Black Press Media took to the streets of Colwood to find houses decorated for Halloween. (Aaron Guillen/News Staff)
PHOTOS: Check out these Colwood homes ready for Halloween

Halloween takes place on Saturday, Oct. 31

Thousands filled Centennial Square in June for the peace rally for Black lives, sparked by outrage over the death of George Floyd in the U.S. (Black Press Media file photo)
Survey seeks input on racism in Greater Victoria

Confidential answers to inform work with immigrants and marginalized people

VicPD and B.C. Conservation Officer Service teamed up to free two bucks who were entangled in a fishing net and dragging a wheelbarrow sized piece of driftwood behind them. (VicPD)
VIDEO: Victoria police, B.C. Conservation help two bucks caught in one fishing net

Bucks were also dragging a wheelbarrow sized piece of driftwood behind them

FILE – Provincial Health Officer Dr. Bonnie Henry provides the latest update on the COVID-19 pandemic in the province during a press conference in the press theatre at Legislature in Victoria, B.C., on Thursday, October 22, 2020. THE CANADIAN PRESS/Chad Hipolito
B.C. shatters COVID-19 records with 817 weekend cases; masks now expected indoors

Three people have died over the past three reporting periods

Some of the characters in the League of Legends video game. (Photo: na.leagueoflegends.com)
E-sports trial at B.C. high schools to start with ‘League of Legends’ team game

For fall launch, Vancouver’s GameSeta company partners with BC School Sports

RCMP have released more details regarding what led up to an arrest caught on video in Williams Lake Sunday, Oct. 26. (Facebook video screenshot)
Review launched after ‘high-risk, multi-jurisdictional’ chase, arrest in Williams Lake

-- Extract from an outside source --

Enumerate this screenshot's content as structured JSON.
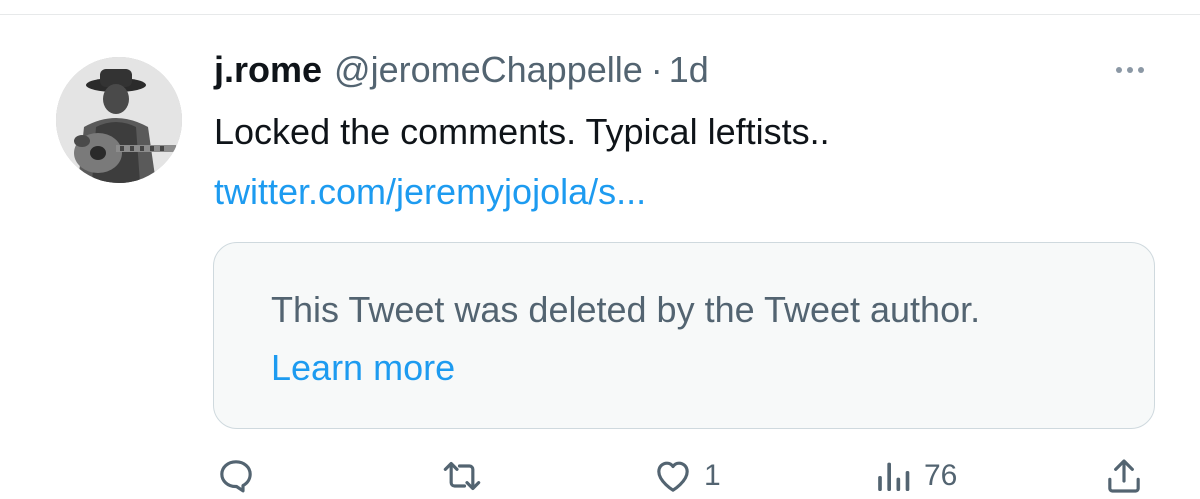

RCMP launching a full review and code of conduct investigation

Freighter drags anchor towards Boulder Point Oct. 22. It came within 730 metres of the shore, according to maps from the Port of Nanaimo. (Photo submitted)
MacGregor introduces bill to address freighter anchorages along the South Coast

Concerns about the environment, noise, pollution and safety abundant

(Pxfuel)
B.C. limits events in private homes to household, plus ‘safe six’ amid COVID-19 surge

Henry issued a public health order limiting private gatherings to one household, plus a group of ‘safe six’ only

B.C. Liberal Leader Andrew Wilkinson speaks during a drive-in car rally campaign stop at a tour bus operator, in Delta, Saturday, Oct. 17, 2020. THE CANADIAN PRESS/Darryl Dyck
Andrew Wilkinson stepping down as B.C. Liberal leader

Will stay on until the next party leader is chosen

Harvesters participating in the extended commercial halibut season will need to land their catch in either Prince Rupert (pictured), Vancouver, or Port Hardy by Dec. 14. (File photo)
B.C.’s commercial halibut season extended three weeks

COVID-19 market disruptions at the root of DFO’s decision

Campbell River's new hospital, July 2018
Nurse diverts opiates and falsifies records at Campbell River Hospital

Nurse facing disciplinary action for moving opiates out of the hospital

Most Read